### Records provided
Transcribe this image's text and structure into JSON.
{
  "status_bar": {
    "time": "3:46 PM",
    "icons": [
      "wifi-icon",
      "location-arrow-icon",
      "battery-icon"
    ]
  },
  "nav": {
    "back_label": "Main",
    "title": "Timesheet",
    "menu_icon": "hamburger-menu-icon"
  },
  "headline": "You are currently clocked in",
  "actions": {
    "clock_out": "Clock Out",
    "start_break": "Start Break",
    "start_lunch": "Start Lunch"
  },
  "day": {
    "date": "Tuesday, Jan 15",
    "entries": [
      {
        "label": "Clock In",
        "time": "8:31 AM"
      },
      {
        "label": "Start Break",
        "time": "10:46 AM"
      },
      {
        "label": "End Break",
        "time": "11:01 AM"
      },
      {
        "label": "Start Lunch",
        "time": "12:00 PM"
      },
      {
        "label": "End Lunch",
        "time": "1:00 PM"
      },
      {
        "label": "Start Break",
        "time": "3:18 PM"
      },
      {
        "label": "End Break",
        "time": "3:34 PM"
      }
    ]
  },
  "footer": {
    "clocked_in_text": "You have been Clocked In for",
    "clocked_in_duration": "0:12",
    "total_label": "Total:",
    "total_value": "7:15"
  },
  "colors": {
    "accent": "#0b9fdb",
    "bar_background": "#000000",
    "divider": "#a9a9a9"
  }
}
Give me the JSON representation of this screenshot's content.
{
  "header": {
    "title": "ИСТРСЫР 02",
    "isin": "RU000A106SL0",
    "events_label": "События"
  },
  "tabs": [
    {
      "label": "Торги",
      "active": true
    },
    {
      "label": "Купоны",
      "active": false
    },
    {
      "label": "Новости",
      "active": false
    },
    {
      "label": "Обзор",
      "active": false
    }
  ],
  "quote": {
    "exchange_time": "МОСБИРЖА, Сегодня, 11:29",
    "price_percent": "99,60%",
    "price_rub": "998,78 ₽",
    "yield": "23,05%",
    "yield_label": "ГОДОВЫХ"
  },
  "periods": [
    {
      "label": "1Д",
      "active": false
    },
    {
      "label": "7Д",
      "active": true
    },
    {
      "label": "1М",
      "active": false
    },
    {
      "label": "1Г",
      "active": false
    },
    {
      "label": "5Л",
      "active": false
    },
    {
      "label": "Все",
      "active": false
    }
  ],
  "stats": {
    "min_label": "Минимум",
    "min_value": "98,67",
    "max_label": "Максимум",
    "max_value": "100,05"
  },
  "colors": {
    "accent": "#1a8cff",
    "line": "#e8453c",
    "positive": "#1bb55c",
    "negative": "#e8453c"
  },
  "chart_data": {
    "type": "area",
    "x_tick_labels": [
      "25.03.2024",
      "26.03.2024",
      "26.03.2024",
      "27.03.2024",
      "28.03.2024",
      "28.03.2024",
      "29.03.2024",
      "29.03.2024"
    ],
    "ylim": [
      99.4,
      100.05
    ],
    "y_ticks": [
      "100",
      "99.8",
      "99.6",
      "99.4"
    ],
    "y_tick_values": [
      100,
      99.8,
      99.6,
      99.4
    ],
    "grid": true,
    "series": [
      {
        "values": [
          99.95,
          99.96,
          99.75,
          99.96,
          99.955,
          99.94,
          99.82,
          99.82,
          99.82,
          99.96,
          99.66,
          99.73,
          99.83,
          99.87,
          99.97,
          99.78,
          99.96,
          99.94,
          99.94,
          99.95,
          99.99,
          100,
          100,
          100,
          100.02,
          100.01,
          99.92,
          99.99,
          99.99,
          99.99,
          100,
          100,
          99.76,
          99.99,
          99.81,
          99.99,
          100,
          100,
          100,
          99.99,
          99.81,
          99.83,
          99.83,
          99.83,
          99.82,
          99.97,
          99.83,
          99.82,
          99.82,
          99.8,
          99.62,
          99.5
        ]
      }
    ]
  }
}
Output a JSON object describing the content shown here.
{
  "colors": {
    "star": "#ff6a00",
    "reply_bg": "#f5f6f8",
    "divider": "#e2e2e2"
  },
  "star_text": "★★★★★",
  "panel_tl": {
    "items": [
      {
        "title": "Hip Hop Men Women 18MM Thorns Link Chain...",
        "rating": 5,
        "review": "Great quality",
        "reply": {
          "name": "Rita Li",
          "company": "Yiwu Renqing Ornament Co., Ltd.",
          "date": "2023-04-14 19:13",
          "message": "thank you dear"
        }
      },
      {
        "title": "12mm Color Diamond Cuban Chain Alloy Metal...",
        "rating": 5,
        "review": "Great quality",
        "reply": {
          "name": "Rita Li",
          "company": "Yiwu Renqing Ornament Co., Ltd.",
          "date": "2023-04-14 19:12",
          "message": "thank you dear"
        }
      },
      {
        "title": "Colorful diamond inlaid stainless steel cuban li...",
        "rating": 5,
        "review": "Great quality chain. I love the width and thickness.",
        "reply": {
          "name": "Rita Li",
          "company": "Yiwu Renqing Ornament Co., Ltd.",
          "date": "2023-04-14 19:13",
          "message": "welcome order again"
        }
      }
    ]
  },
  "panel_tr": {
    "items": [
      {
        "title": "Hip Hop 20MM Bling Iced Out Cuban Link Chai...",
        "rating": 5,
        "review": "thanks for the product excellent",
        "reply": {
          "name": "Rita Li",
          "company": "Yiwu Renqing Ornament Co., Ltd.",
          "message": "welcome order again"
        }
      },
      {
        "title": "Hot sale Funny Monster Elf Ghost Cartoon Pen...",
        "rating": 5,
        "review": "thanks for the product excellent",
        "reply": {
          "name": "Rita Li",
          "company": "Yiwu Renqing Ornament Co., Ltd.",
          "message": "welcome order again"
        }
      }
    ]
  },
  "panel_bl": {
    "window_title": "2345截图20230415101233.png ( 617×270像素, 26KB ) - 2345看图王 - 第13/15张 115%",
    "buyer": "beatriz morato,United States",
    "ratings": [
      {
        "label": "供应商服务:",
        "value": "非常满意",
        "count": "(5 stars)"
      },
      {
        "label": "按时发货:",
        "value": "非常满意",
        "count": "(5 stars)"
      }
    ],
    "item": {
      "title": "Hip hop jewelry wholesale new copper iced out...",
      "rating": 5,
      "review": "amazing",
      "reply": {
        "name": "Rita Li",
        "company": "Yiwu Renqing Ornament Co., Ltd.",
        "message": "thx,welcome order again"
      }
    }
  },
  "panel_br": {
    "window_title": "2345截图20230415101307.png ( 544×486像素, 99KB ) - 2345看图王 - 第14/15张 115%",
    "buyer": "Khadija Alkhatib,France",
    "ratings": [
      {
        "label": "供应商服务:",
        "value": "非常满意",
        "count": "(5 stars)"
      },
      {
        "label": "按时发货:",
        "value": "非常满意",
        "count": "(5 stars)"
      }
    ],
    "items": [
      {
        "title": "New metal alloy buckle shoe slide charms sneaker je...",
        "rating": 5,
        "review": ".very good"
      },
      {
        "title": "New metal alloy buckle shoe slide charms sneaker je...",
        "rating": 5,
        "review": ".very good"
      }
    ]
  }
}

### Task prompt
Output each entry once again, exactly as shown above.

### Solution for this problem
Transcribe this image's text and structure into JSON.
{
  "status_bar": {
    "time": "3:46 PM",
    "icons": [
      "wifi-icon",
      "location-arrow-icon",
      "battery-icon"
    ]
  },
  "nav": {
    "back_label": "Main",
    "title": "Timesheet",
    "menu_icon": "hamburger-menu-icon"
  },
  "headline": "You are currently clocked in",
  "actions": {
    "clock_out": "Clock Out",
    "start_break": "Start Break",
    "start_lunch": "Start Lunch"
  },
  "day": {
    "date": "Tuesday, Jan 15",
    "entries": [
      {
        "label": "Clock In",
        "time": "8:31 AM"
      },
      {
        "label": "Start Break",
        "time": "10:46 AM"
      },
      {
        "label": "End Break",
        "time": "11:01 AM"
      },
      {
        "label": "Start Lunch",
        "time": "12:00 PM"
      },
      {
        "label": "End Lunch",
        "time": "1:00 PM"
      },
      {
        "label": "Start Break",
        "time": "3:18 PM"
      },
      {
        "label": "End Break",
        "time": "3:34 PM"
      }
    ]
  },
  "footer": {
    "clocked_in_text": "You have been Clocked In for",
    "clocked_in_duration": "0:12",
    "total_label": "Total:",
    "total_value": "7:15"
  },
  "colors": {
    "accent": "#0b9fdb",
    "bar_background": "#000000",
    "divider": "#a9a9a9"
  }
}
Give me the JSON representation of this screenshot's content.
{
  "header": {
    "title": "ИСТРСЫР 02",
    "isin": "RU000A106SL0",
    "events_label": "События"
  },
  "tabs": [
    {
      "label": "Торги",
      "active": true
    },
    {
      "label": "Купоны",
      "active": false
    },
    {
      "label": "Новости",
      "active": false
    },
    {
      "label": "Обзор",
      "active": false
    }
  ],
  "quote": {
    "exchange_time": "МОСБИРЖА, Сегодня, 11:29",
    "price_percent": "99,60%",
    "price_rub": "998,78 ₽",
    "yield": "23,05%",
    "yield_label": "ГОДОВЫХ"
  },
  "periods": [
    {
      "label": "1Д",
      "active": false
    },
    {
      "label": "7Д",
      "active": true
    },
    {
      "label": "1М",
      "active": false
    },
    {
      "label": "1Г",
      "active": false
    },
    {
      "label": "5Л",
      "active": false
    },
    {
      "label": "Все",
      "active": false
    }
  ],
  "stats": {
    "min_label": "Минимум",
    "min_value": "98,67",
    "max_label": "Максимум",
    "max_value": "100,05"
  },
  "colors": {
    "accent": "#1a8cff",
    "line": "#e8453c",
    "positive": "#1bb55c",
    "negative": "#e8453c"
  },
  "chart_data": {
    "type": "area",
    "x_tick_labels": [
      "25.03.2024",
      "26.03.2024",
      "26.03.2024",
      "27.03.2024",
      "28.03.2024",
      "28.03.2024",
      "29.03.2024",
      "29.03.2024"
    ],
    "ylim": [
      99.4,
      100.05
    ],
    "y_ticks": [
      "100",
      "99.8",
      "99.6",
      "99.4"
    ],
    "y_tick_values": [
      100,
      99.8,
      99.6,
      99.4
    ],
    "grid": true,
    "series": [
      {
        "values": [
          99.95,
          99.96,
          99.75,
          99.96,
          99.955,
          99.94,
          99.82,
          99.82,
          99.82,
          99.96,
          99.66,
          99.73,
          99.83,
          99.87,
          99.97,
          99.78,
          99.96,
          99.94,
          99.94,
          99.95,
          99.99,
          100,
          100,
          100,
          100.02,
          100.01,
          99.92,
          99.99,
          99.99,
          99.99,
          100,
          100,
          99.76,
          99.99,
          99.81,
          99.99,
          100,
          100,
          100,
          99.99,
          99.81,
          99.83,
          99.83,
          99.83,
          99.82,
          99.97,
          99.83,
          99.82,
          99.82,
          99.8,
          99.62,
          99.5
        ]
      }
    ]
  }
}
Output a JSON object describing the content shown here.
{
  "colors": {
    "star": "#ff6a00",
    "reply_bg": "#f5f6f8",
    "divider": "#e2e2e2"
  },
  "star_text": "★★★★★",
  "panel_tl": {
    "items": [
      {
        "title": "Hip Hop Men Women 18MM Thorns Link Chain...",
        "rating": 5,
        "review": "Great quality",
        "reply": {
          "name": "Rita Li",
          "company": "Yiwu Renqing Ornament Co., Ltd.",
          "date": "2023-04-14 19:13",
          "message": "thank you dear"
        }
      },
      {
        "title": "12mm Color Diamond Cuban Chain Alloy Metal...",
        "rating": 5,
        "review": "Great quality",
        "reply": {
          "name": "Rita Li",
          "company": "Yiwu Renqing Ornament Co., Ltd.",
          "date": "2023-04-14 19:12",
          "message": "thank you dear"
        }
      },
      {
        "title": "Colorful diamond inlaid stainless steel cuban li...",
        "rating": 5,
        "review": "Great quality chain. I love the width and thickness.",
        "reply": {
          "name": "Rita Li",
          "company": "Yiwu Renqing Ornament Co., Ltd.",
          "date": "2023-04-14 19:13",
          "message": "welcome order again"
        }
      }
    ]
  },
  "panel_tr": {
    "items": [
      {
        "title": "Hip Hop 20MM Bling Iced Out Cuban Link Chai...",
        "rating": 5,
        "review": "thanks for the product excellent",
        "reply": {
          "name": "Rita Li",
          "company": "Yiwu Renqing Ornament Co., Ltd.",
          "message": "welcome order again"
        }
      },
      {
        "title": "Hot sale Funny Monster Elf Ghost Cartoon Pen...",
        "rating": 5,
        "review": "thanks for the product excellent",
        "reply": {
          "name": "Rita Li",
          "company": "Yiwu Renqing Ornament Co., Ltd.",
          "message": "welcome order again"
        }
      }
    ]
  },
  "panel_bl": {
    "window_title": "2345截图20230415101233.png ( 617×270像素, 26KB ) - 2345看图王 - 第13/15张 115%",
    "buyer": "beatriz morato,United States",
    "ratings": [
      {
        "label": "供应商服务:",
        "value": "非常满意",
        "count": "(5 stars)"
      },
      {
        "label": "按时发货:",
        "value": "非常满意",
        "count": "(5 stars)"
      }
    ],
    "item": {
      "title": "Hip hop jewelry wholesale new copper iced out...",
      "rating": 5,
      "review": "amazing",
      "reply": {
        "name": "Rita Li",
        "company": "Yiwu Renqing Ornament Co., Ltd.",
        "message": "thx,welcome order again"
      }
    }
  },
  "panel_br": {
    "window_title": "2345截图20230415101307.png ( 544×486像素, 99KB ) - 2345看图王 - 第14/15张 115%",
    "buyer": "Khadija Alkhatib,France",
    "ratings": [
      {
        "label": "供应商服务:",
        "value": "非常满意",
        "count": "(5 stars)"
      },
      {
        "label": "按时发货:",
        "value": "非常满意",
        "count": "(5 stars)"
      }
    ],
    "items": [
      {
        "title": "New metal alloy buckle shoe slide charms sneaker je...",
        "rating": 5,
        "review": ".very good"
      },
      {
        "title": "New metal alloy buckle shoe slide charms sneaker je...",
        "rating": 5,
        "review": ".very good"
      }
    ]
  }
}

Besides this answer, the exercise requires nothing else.